Carotid Artery Disease and Treatment

Carotid artery disease is where there is an accumulation of plaque within one of the main arteries that supplies the brain. In some situations we would consider removing this surgically to prevent stroke or mini stroke (transient ischaemic attack/TIA)

 

How does it occur?

Atherosclerosis is a condition where plaque accumulates in the wall of an artery. Atherosclerosis can generally occur in almost any artery, but is more prone in areas where arteries divide due to additional stress that is placed on the wall of an artery due to variations in blood flow at these points.

 

Atherosclerosis is a complex and evolving area of knowledge in understanding, but is thought to occur due to a variety of factors. These include poor diet, smoking, family history and dyslipidaemia and hypercholesterolaemia.

 

Treatment

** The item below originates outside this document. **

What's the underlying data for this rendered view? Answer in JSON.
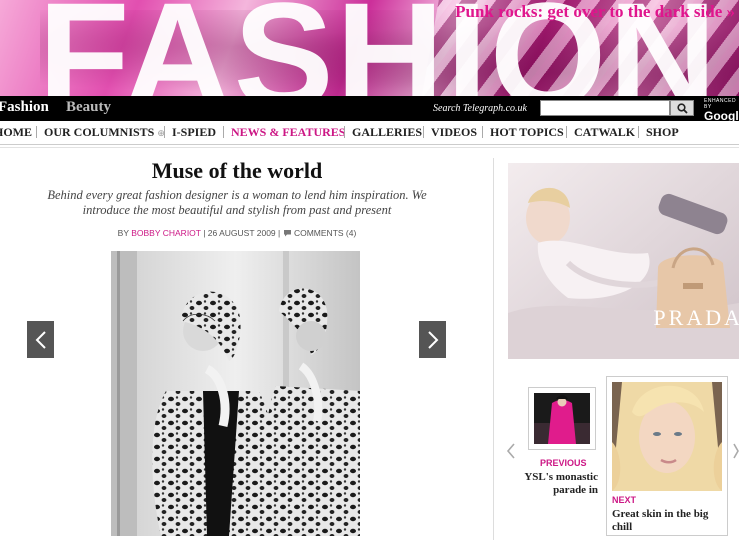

Treatment for carotid artery disease ranges from medical therapy (medications) and surgery – which could be a surgical clean out of the carotid bifurcation or in some situations carotid stenting. We consider treatment for carotid disease if there is recent evidence of stroke or mini stroke if a patient is fit enough for surgery. In some less frequent situations we may consider prophylactic clean out of the carotid artery if there is a high degree of narrowing in younger patients.

 

How is the surgery performed (carotid endarterectomy)?

An incision is made along the neck in front of one of the main muscles involved in neck movement. Beneath this muscle the artery is found surrounded by a layer of tissue and usually covered by the internal jugular vein. The artery is released from the surrounding tissue prior to commencing removal of plaque. At this stage, strong blood thinners are given and the artery is clamped prior to being opened. At this stage a temporary shunt is placed to keep blood going to brain and the plaque is removed. A patch is placed on the artery, usually made of bovine pericardium to prevent scar tissue forming that could significantly re-narrow the blood vessel.

 

Risks associated with surgery:

  • Stroke (2%)
  • Nerve injury
  • Bleeding
  • Infection
  • Recurrent disease
  • Death and heart attack following surgery are extremely rate but have been reported.

Contact

admin@vascularsurgeons.com.au 

T: +61 3 8362 3780

F: +61 3 8677 1755

M: PO Box 42 Heidelberg VIC 3084

 

 

 

Hospital Locations

Public Appointments

  • Austin Health
  • Alfred Health
  • Eastern Health

Private Appointments

  • Cabrini Malvern
  • Epworth Eastern
  • Warringal Private Hospital
  • Holmesglen Private Hospital

“Alone we can do so little, together we can do so much.” — Helen Keller

© Sam Farah 2022